I find it difficult to imagine a more self-absorbed character than Elihu. Notice that he claims his knowledge is exotic (from afar), a Cambridge grad among Harvard men. A self-confessed “know it all.”
And yet, he seems to have ignored everything Job has said, as well as the truth before him.
He claims that God always punishes the wicked, something Job has denied and his friends know all too well isn’t true. He claims God delivers his people, but that isn’t true as can be seen from Job’s misery. He claims God restores the penitent, but if Job’s life is an example, that’s not true either – at least not yet.
Godless people, he claims, do not turn to God or speak to Him, that’s why they remain fettered in chains. And yet, Job, who Elihu implies is godless, has turned to God and has been greeted with only silence.
At the end of chapter 36, Elihu exalts God in terms similar to those used later by God Himself.
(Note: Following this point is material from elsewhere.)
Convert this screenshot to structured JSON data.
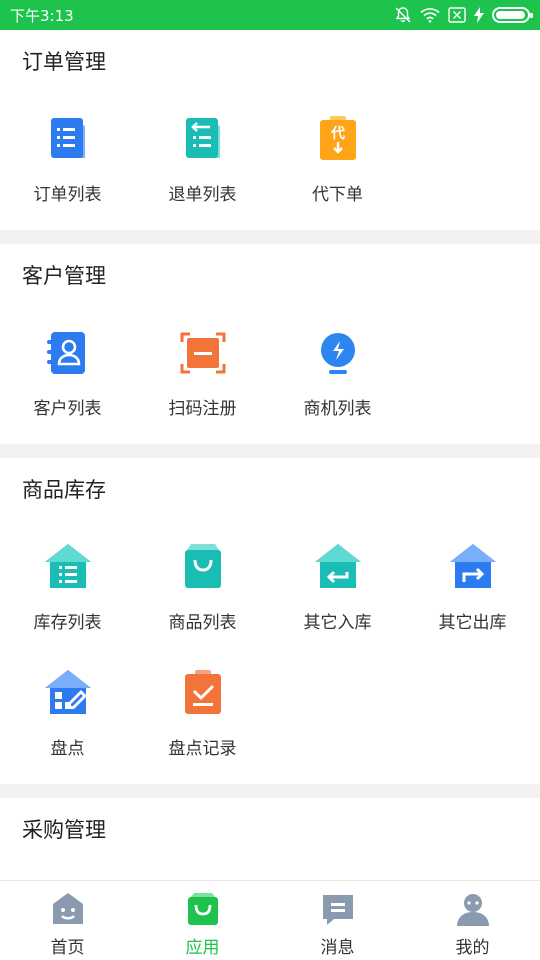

He has all the answers. They’re just not the answers to Job’s questions. The whole thing reminds me of these words by Joe Bayly . “I was sitting, torn by grief. Someone came and talked to me of God’s dealings, of why it happened, of hope beyond the grave. He talked constantly, said things I knew were true.”
I was unmoved, except I wished he’d go away. He finally did.
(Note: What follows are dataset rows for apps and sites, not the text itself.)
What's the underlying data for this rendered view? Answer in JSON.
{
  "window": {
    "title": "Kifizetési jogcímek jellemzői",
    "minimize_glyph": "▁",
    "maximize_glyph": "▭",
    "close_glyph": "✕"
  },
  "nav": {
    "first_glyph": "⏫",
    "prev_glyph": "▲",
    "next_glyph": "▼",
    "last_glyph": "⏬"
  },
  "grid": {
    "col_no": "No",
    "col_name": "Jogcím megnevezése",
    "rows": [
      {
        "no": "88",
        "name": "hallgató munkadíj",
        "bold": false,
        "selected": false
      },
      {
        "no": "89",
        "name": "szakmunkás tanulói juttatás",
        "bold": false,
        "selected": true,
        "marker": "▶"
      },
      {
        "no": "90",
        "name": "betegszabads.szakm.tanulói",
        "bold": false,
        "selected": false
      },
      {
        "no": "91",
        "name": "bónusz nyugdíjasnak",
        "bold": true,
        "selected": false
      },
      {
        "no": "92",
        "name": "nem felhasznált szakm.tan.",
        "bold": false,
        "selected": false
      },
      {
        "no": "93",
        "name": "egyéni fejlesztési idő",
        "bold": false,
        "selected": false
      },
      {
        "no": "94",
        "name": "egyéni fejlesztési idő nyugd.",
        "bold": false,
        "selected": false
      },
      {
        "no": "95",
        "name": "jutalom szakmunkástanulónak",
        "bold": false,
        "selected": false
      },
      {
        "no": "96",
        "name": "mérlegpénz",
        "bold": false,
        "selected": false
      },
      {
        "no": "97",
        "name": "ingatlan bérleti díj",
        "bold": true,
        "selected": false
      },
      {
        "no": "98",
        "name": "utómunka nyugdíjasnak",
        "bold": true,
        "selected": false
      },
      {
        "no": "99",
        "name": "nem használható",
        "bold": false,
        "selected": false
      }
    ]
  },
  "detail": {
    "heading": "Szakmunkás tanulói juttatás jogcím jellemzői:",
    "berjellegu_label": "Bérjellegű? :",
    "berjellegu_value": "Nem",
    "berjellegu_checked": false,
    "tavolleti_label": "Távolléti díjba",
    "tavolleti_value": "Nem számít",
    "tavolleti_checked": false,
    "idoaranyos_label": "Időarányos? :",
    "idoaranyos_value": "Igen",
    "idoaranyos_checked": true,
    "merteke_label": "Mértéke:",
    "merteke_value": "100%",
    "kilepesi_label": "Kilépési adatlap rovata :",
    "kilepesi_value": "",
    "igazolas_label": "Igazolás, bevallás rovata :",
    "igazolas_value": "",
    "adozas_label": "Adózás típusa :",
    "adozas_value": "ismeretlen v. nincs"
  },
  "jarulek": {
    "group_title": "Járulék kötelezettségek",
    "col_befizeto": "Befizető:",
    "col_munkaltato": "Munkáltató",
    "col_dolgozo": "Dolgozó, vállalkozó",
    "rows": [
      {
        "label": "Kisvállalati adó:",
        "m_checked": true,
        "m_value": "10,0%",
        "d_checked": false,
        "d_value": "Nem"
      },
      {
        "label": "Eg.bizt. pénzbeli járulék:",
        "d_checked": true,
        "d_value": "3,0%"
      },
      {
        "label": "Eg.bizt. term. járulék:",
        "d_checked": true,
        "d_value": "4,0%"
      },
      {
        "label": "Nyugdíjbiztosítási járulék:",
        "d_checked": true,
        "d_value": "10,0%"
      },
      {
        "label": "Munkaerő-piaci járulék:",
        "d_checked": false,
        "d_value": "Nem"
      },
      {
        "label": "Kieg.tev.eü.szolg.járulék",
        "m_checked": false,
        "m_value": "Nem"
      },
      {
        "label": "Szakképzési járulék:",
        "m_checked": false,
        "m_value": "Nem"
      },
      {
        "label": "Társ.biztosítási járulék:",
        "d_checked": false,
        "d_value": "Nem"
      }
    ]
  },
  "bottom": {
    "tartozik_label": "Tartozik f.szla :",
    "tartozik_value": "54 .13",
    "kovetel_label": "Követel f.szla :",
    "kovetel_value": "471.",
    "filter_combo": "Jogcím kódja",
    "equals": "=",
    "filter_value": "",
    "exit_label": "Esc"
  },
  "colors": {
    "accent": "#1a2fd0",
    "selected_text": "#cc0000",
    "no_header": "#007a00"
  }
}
Another came and sat beside me. He didn’t talk. He didn’t ask leading questions. He just sat beside me for an hour and more, listened when I said something, answered briefly, prayed simply, left.
I was moved. I was comforted. I hated to see him go.”